Monday, July 17
The final book of the Bible is known as the Book of Revelation. It is also known as the Apocalypse. Apocalypse mean “unveiling”. It has the idea of that which was hidden has now been unveiled or brought out into the open to be seen. There are other passages in the Bible that contain apocalyptic material (parts of the book of Daniel and Ezekiel are two) but this is the only book of the Bible that is fully apocalyptic.
Revelation can be a little confusing (ok, a lot confusing). A big part of this confusion comes from the challenge of pinning down the proper timeline. It contains material that was past, present and future to the writer, John, who wrote toward the end of the first century. The angel who gave this revelation to John said: “Write, therefore, what you have seen, what is now and what will take place later.”(Rev. 1:19). There are different “schools of interpretation” that see Revelation as mostly focusing on John’s time period (end of first century in the Roman empire), others see it as being fulfilled progressively over the past 2000 years of the Church, and others see it as still to be fulfilled in the future. This is compounded by the use of symbol and imagery that fill the visions of Revelation. A lot of time can be spent trying to discuss and debate these issues, but for our purposes I’d like to focus on basic principles found in Revelation that can be of value to our lives as followers of Jesus today.
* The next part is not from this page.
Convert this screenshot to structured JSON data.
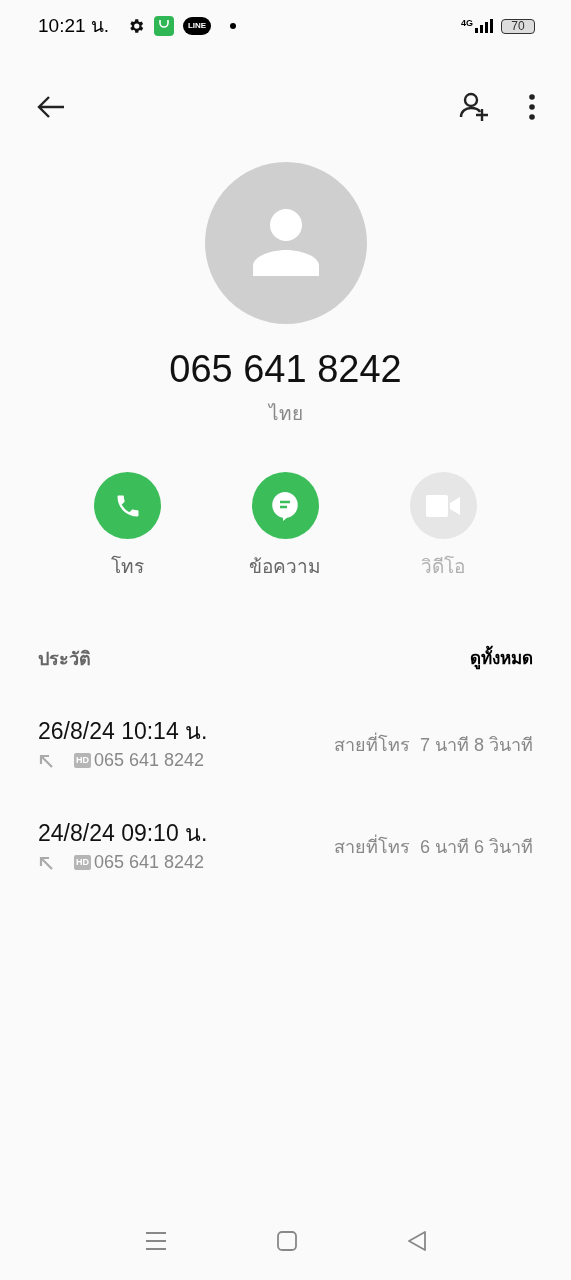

In chapters 1-3 a focus is on letters written to seven Churches throughout Asia. John is writing to them as a pastor who at the time was living in isolation on an island in the Mediterranean sea. He can’t be physically present with his churches, but he is with them in spirit and wants to encourage and instruct them, to help them stay strong during a time when many believers were suffering persecution by the Roman empire. Imagine what it would be like to try to encourage Christians today living in places like Pakistan, or Egypt, or Sudan or Syria, where Christians were being killed because of their allegiance of Jesus Christ rather than to Mohammed. What kinds of encouragement would Christians whose family members, friends and fellow believers were dying for their faith need to help them not lose faith?
In the Roman Empire during John’s time of writing it was required by law for citizens to declare allegiance to Caesar by publicly declaring Caesar to be Lord. Jewish people were largely exempt from making such declarations (but not always). Often Christians came under the umbrella of the Jewish exemption, but now always. Thousands of Christians died as a result of religious persecution during the early Roman empire. John writes to offer encouragement to keep faithful to their commitment to God and to Jesus Christ in the midst of such persecution. The challenges we face today may not be the same type that first century Christians faced, yet we still have challenges, struggles and temptations.
Chapters 2 and 3 of Revelation contain words of exhortation and correction to the various Churches to which John is writing. Each Church had many good things happening for which they were praised, but several also had not so good things going on for which they needed to be corrected. One of the common themes of each letter to each Church was a call to repentance. To repent means to turn around or change direction. To the Church at Ephesus, John said that you have “lost your first love.” They were just going through the motions of their faith, without the passion. Perhaps you can relate to that. Anyone who has been a Christian for a while has to be aware the danger of “just going through the motions” and losing their passion for God. John is trying to get them fired up again. John says: “repent” and do the things you did at first. Most Christians, start out enthusiastic… they read the Bible a lot, they pray a lot, they tell their friends about God and their faith a lot, and they consciously seek to get closer to God and do things to please God. But over time, they lose the passion, lose the drive… become complacent. John says- get back to the love and passion you first had for Jesus.
Maybe this is you. If it is… let it be a wake up call. If this isn’t you, then keep reading through Revelation 2 and 3. Look at what is said to each of the seven churches. Is there anything that rings a bell? Is there anything there that applies to you? I’m guessing there is. Read it… and then repent.